Critical Thinking:
Going Deeper, Aiming Higher

So, just what is critical thinking anyway?

Well, in simple terms, it's higher-order thinking. Remember those top three layers of the New Bloom's Taxonomy? Yep, the créme de la créme—critical thinking is Creating, Evaluating and Analyzing. Critical thinking requires active engagement with content and context. Think: problem solving and reasoning. And it's not just for older children! In fact, young children are born problem solvers and innovators.

Why is it crucial to foster critical thinking early?

Nationally speaking, our educational expectations have risen. For one, the Common Core State Standards demand deeper learning from all students in all subject areas. Depth of learning is only possible when higher-order thinking is engaged. Plus, we know that America's children are falling behind especially in STEM subjects—as early as fourth grade. Yikes! To reverse this trend, we must engage preschool and elementary students in active problem solving, logical thinking and innovation.

In large national surveys, teachers tell it like it is: critical thinking is one of the most difficult skills to teach students in both K-2 and 3-5 grade bands, and textbooks are very weak on teaching this skill. So, where to turn? Well, the good news is that high quality supplemental tools combined with inventive teaching can help fill that gap!

Here are a few ideas to get you started. Go ahead—help your students go deeper and aim higher!

Collaborate & Communicate

Practice 21st Century skills and dig deeper via conversations and collaborative tech projects that help students make connections to their lives.

  • Start each day with a "personal presentation" by 2-3 students. After interviewing the presenters, the rest of the class votes on which story they will report on (in writing) and publish. Use a USB Recorder to capture and upload presentations, and track student improvement over time.
  • Have students use a simple document camera to present (show and speak) collaboratively from a desk.
  • Utilize portable interactive whiteboard technology to capture whole-class experiences wherever they take place throughout your school. One student can take notes on the wall as the class brainstorms or engages in a deep discussion. Then, you can save the files, so you and the students have easy access to the notes later.

  • *Hint: you don't need to overspend on tech tools to achieve higher-order learning! Go for tools that offer good basic features, and then challenge each student to take the learning as far as possible.


This can be a physical creation like building with a "plan" or for a purpose, or it can be creating in a less literal sense.

  • Get "little engineers" constructing with a mechanized building set. They'll need to think critically as they experience key math and science concepts, especially cause and effect, first hand.
  • Practice 21st Century skills with a class blog (format, produce, publish).
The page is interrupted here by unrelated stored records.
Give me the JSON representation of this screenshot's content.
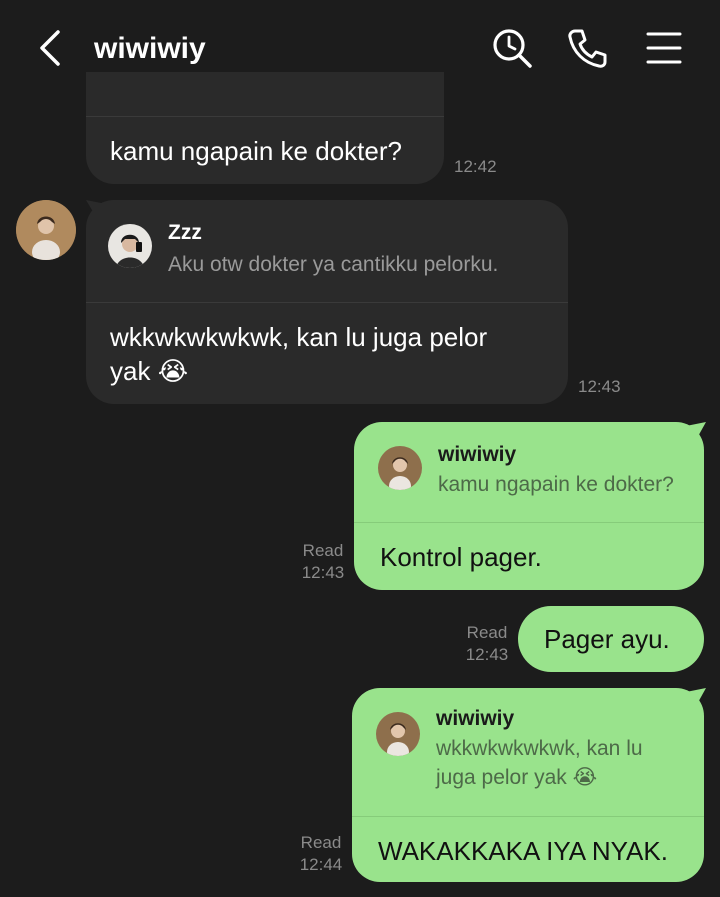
{
  "header": {
    "title": "wiwiwiy",
    "icons": [
      "back-icon",
      "search-icon",
      "phone-icon",
      "menu-icon"
    ]
  },
  "messages": [
    {
      "text": "kamu ngapain ke dokter?",
      "time": "12:42"
    },
    {
      "reply_name": "Zzz",
      "reply_text": "Aku otw dokter ya cantikku pelorku.",
      "text_line1": "wkkwkwkwkwk, kan lu juga pelor",
      "text_line2": "yak",
      "emoji": "😭",
      "time": "12:43"
    },
    {
      "reply_name": "wiwiwiy",
      "reply_text": "kamu ngapain ke dokter?",
      "text": "Kontrol pager.",
      "status": "Read",
      "time": "12:43"
    },
    {
      "text": "Pager ayu.",
      "status": "Read",
      "time": "12:43"
    },
    {
      "reply_name": "wiwiwiy",
      "reply_line1": "wkkwkwkwkwk, kan lu",
      "reply_line2": "juga pelor yak",
      "reply_emoji": "😭",
      "text": "WAKAKKAKA IYA NYAK.",
      "status": "Read",
      "time": "12:44"
    }
  ],
  "colors": {
    "background": "#1c1c1c",
    "incoming_bubble": "#2a2a2a",
    "outgoing_bubble": "#99e38c",
    "timestamp": "#8a8a8a"
  }
}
Okay kids, take a stand and justify that decision!
  • Instill in children that "Why?" is an awesome question. An awareness of personal bias along with a little skepticism is crucial when it comes to evaluating and authenticating information.
  • Encourage students to conduct micro-evaluations whenever possible. For example, after reading a book about a garden, students could rank their top three plants and explain why they are their favorites. Next, they can come up with a short list of rules for a garden field trip, and then use a class blog to practice posting, reviewing and commenting on the rules.
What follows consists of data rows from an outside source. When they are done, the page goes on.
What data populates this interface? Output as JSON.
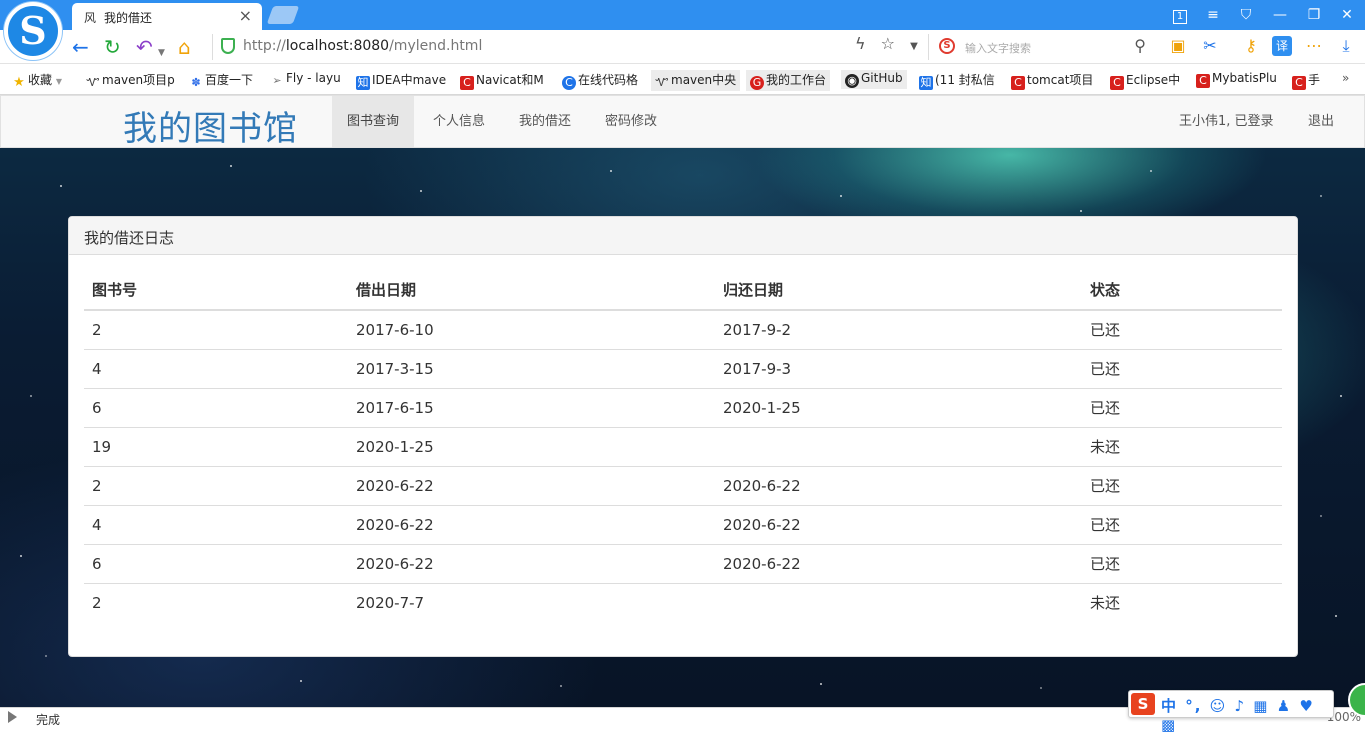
{
  "browser": {
    "tab": {
      "icon": "风",
      "title": "我的借还"
    },
    "url_prefix": "http://",
    "url_host": "localhost:8080",
    "url_path": "/mylend.html",
    "search_placeholder": "输入文字搜索",
    "window_counter": "1",
    "bookmarks": [
      {
        "label": "收藏",
        "icon": "star-icon"
      },
      {
        "label": "maven项目p",
        "icon": "maven-icon"
      },
      {
        "label": "百度一下",
        "icon": "baidu-paw-icon"
      },
      {
        "label": "Fly - layu",
        "icon": "paper-plane-icon"
      },
      {
        "label": "IDEA中mave",
        "icon": "zhihu-icon"
      },
      {
        "label": "Navicat和M",
        "icon": "csdn-icon"
      },
      {
        "label": "在线代码格",
        "icon": "c-icon"
      },
      {
        "label": "maven中央",
        "icon": "maven-icon"
      },
      {
        "label": "我的工作台",
        "icon": "gitee-icon"
      },
      {
        "label": "GitHub",
        "icon": "github-icon"
      },
      {
        "label": "(11 封私信",
        "icon": "zhihu-icon"
      },
      {
        "label": "tomcat项目",
        "icon": "csdn-icon"
      },
      {
        "label": "Eclipse中",
        "icon": "csdn-icon"
      },
      {
        "label": "MybatisPlu",
        "icon": "csdn-icon"
      },
      {
        "label": "手",
        "icon": "csdn-icon"
      }
    ],
    "bookmarks_more": "»",
    "status_text": "完成",
    "status_zoom": "100%",
    "ime_label": "中 °, ☺ ♪ ▦ ♟ ♥ ▩"
  },
  "site": {
    "brand": "我的图书馆",
    "nav": [
      {
        "label": "图书查询",
        "active": true
      },
      {
        "label": "个人信息",
        "active": false
      },
      {
        "label": "我的借还",
        "active": false
      },
      {
        "label": "密码修改",
        "active": false
      }
    ],
    "user_status": "王小伟1, 已登录",
    "logout": "退出"
  },
  "panel": {
    "title": "我的借还日志",
    "columns": [
      "图书号",
      "借出日期",
      "归还日期",
      "状态"
    ],
    "rows": [
      [
        "2",
        "2017-6-10",
        "2017-9-2",
        "已还"
      ],
      [
        "4",
        "2017-3-15",
        "2017-9-3",
        "已还"
      ],
      [
        "6",
        "2017-6-15",
        "2020-1-25",
        "已还"
      ],
      [
        "19",
        "2020-1-25",
        "",
        "未还"
      ],
      [
        "2",
        "2020-6-22",
        "2020-6-22",
        "已还"
      ],
      [
        "4",
        "2020-6-22",
        "2020-6-22",
        "已还"
      ],
      [
        "6",
        "2020-6-22",
        "2020-6-22",
        "已还"
      ],
      [
        "2",
        "2020-7-7",
        "",
        "未还"
      ]
    ]
  },
  "colors": {
    "brand": "#337ab7",
    "titlebar": "#2f8ff0",
    "secure": "#3cb050"
  }
}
  • Use graphic organizers to give students opportunities to organize, outline and structure information first, and then have them present their ideas.
  • Reinforce the notion that children should experiment, examine, compare and contrast everything. Conduct mini-experiments in a sensory way or investigate their world up close through amazing lenses.

Make Time for Trial & Error

  • Allow enough time for hands-on activities so students can question and test out many different assumptions related to a concept. Nope, these are not basic identification or matching activities that can be completed quickly!
  • Utilize manipulatives, since they facilitate deeper learning. Yes, they may require a bit more time in the lesson plan, but the pay-off is big, big, big.

Do Some Project-Based Learning

Empower your students by having them respond to a real-life problem or challenge. Rigorous projects help students learn key academic content and practice those 21st Century skills such as collaboration, communication and critical thinking.

  • Have the class plan a mock trip to a country of their choice. Spend a semester on the project, and then wrap up with a dramatization. They can explore how to book their travel online, apply for their passports, plan each day's itinerary and much more.
  • Hand over to your students a REAL problem that your school or community would like to solve. Maybe your school lunches need a healthy overhaul, or your town library wants to redesign its children's area. Let your students investigate, plan and own the solution...and even participate in implementing it if possible!